→ **WORK ORDER**: Your output should be an exact copy of the records, with no pictures in it.
--- --- ---
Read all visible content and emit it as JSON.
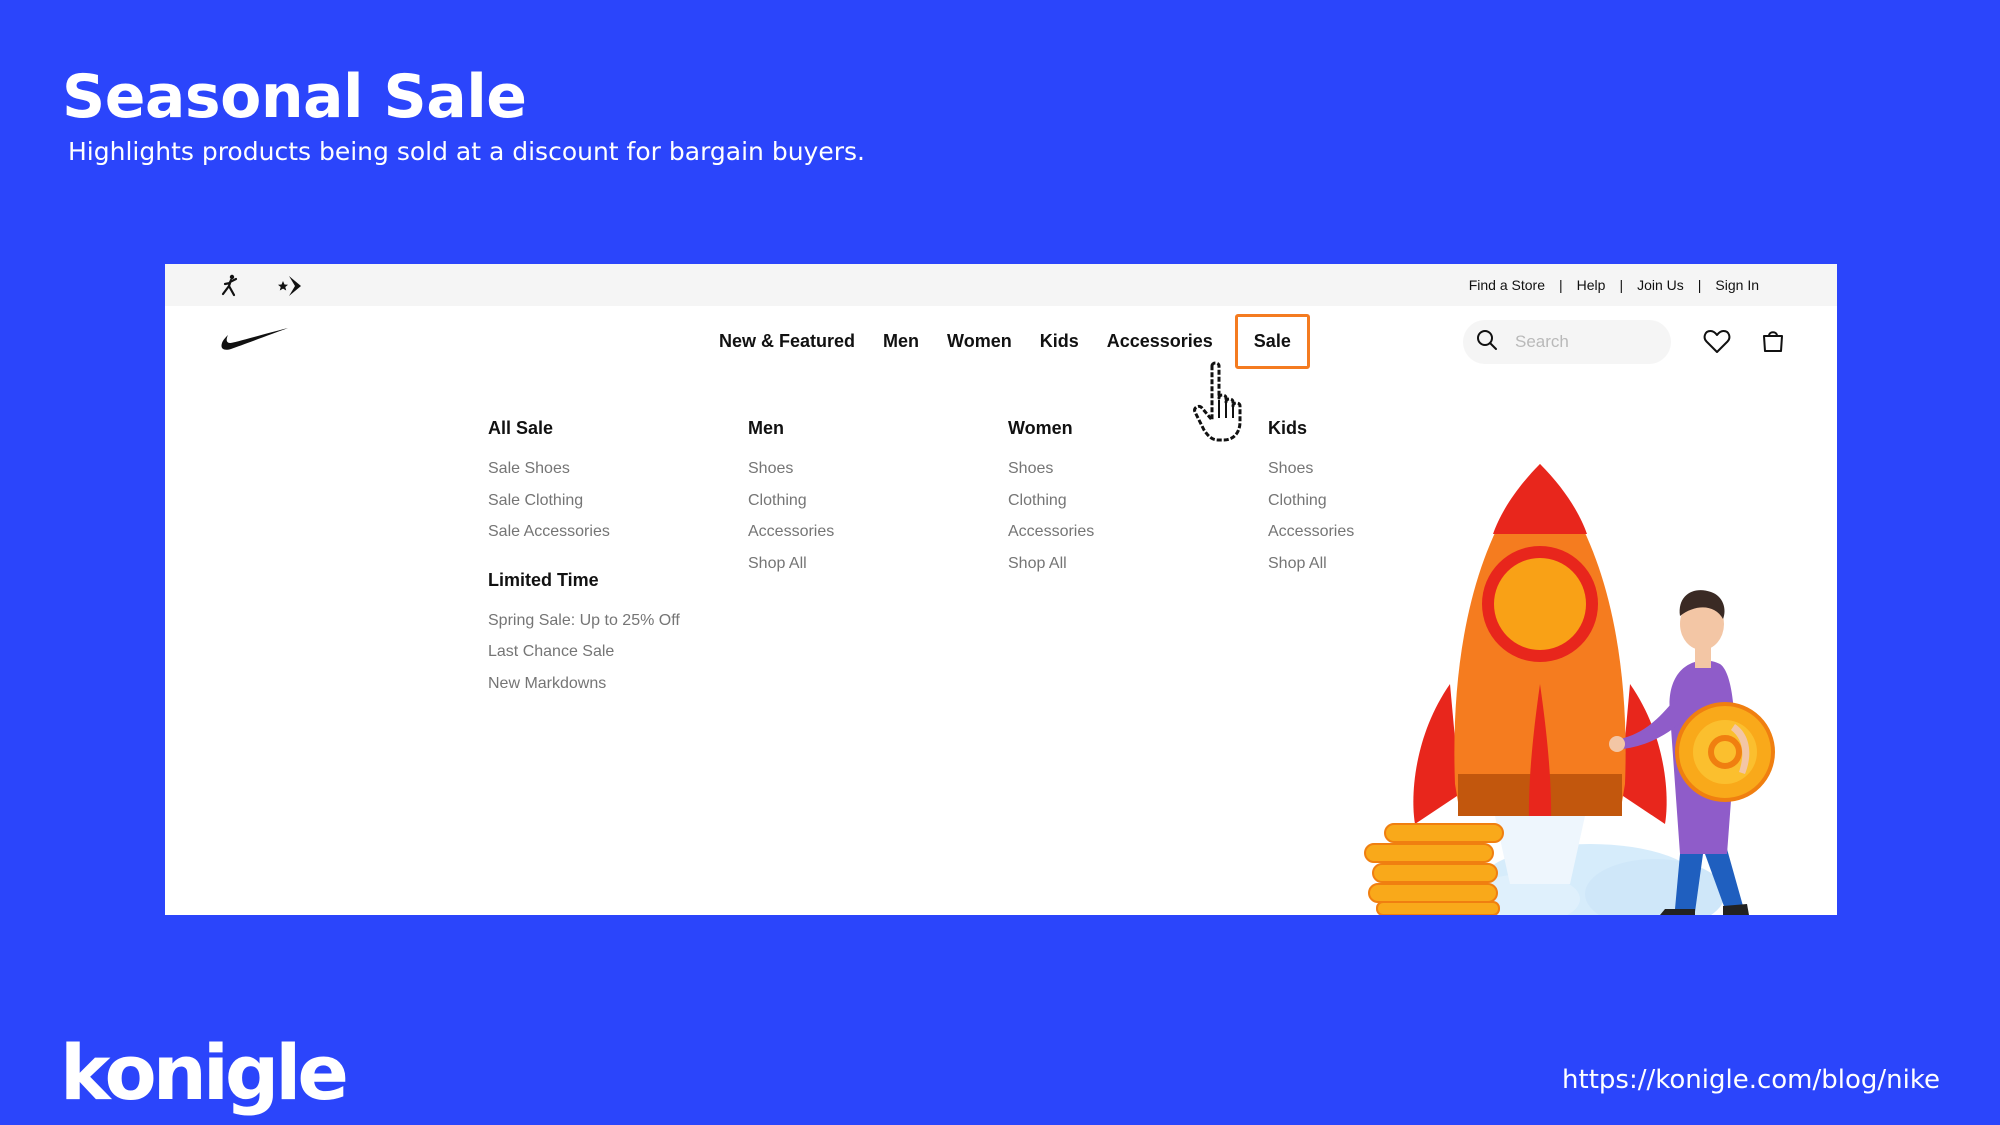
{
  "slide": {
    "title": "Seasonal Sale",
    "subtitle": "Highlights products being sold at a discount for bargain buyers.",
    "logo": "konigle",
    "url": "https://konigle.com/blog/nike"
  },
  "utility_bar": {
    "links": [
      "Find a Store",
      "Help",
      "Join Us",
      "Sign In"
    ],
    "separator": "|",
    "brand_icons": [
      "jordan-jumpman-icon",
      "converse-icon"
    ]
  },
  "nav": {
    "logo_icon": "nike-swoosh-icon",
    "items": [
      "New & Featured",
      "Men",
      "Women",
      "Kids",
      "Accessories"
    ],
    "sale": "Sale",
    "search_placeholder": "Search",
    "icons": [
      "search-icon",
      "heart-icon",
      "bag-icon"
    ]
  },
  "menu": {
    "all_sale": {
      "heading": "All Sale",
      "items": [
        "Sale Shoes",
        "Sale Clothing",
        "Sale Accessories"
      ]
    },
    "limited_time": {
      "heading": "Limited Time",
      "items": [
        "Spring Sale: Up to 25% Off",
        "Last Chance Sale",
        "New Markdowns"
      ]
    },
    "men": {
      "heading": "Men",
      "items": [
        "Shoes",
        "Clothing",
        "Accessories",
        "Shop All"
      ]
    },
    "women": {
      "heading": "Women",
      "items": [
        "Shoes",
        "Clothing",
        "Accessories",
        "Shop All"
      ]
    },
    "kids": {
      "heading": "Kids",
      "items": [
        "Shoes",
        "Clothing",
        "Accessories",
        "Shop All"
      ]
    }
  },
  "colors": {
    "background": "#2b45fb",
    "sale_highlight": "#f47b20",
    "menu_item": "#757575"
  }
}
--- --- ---
→ **SOLUTION FOR THIS EXERCISE**:
Read all visible content and emit it as JSON.
{
  "slide": {
    "title": "Seasonal Sale",
    "subtitle": "Highlights products being sold at a discount for bargain buyers.",
    "logo": "konigle",
    "url": "https://konigle.com/blog/nike"
  },
  "utility_bar": {
    "links": [
      "Find a Store",
      "Help",
      "Join Us",
      "Sign In"
    ],
    "separator": "|",
    "brand_icons": [
      "jordan-jumpman-icon",
      "converse-icon"
    ]
  },
  "nav": {
    "logo_icon": "nike-swoosh-icon",
    "items": [
      "New & Featured",
      "Men",
      "Women",
      "Kids",
      "Accessories"
    ],
    "sale": "Sale",
    "search_placeholder": "Search",
    "icons": [
      "search-icon",
      "heart-icon",
      "bag-icon"
    ]
  },
  "menu": {
    "all_sale": {
      "heading": "All Sale",
      "items": [
        "Sale Shoes",
        "Sale Clothing",
        "Sale Accessories"
      ]
    },
    "limited_time": {
      "heading": "Limited Time",
      "items": [
        "Spring Sale: Up to 25% Off",
        "Last Chance Sale",
        "New Markdowns"
      ]
    },
    "men": {
      "heading": "Men",
      "items": [
        "Shoes",
        "Clothing",
        "Accessories",
        "Shop All"
      ]
    },
    "women": {
      "heading": "Women",
      "items": [
        "Shoes",
        "Clothing",
        "Accessories",
        "Shop All"
      ]
    },
    "kids": {
      "heading": "Kids",
      "items": [
        "Shoes",
        "Clothing",
        "Accessories",
        "Shop All"
      ]
    }
  },
  "colors": {
    "background": "#2b45fb",
    "sale_highlight": "#f47b20",
    "menu_item": "#757575"
  }
}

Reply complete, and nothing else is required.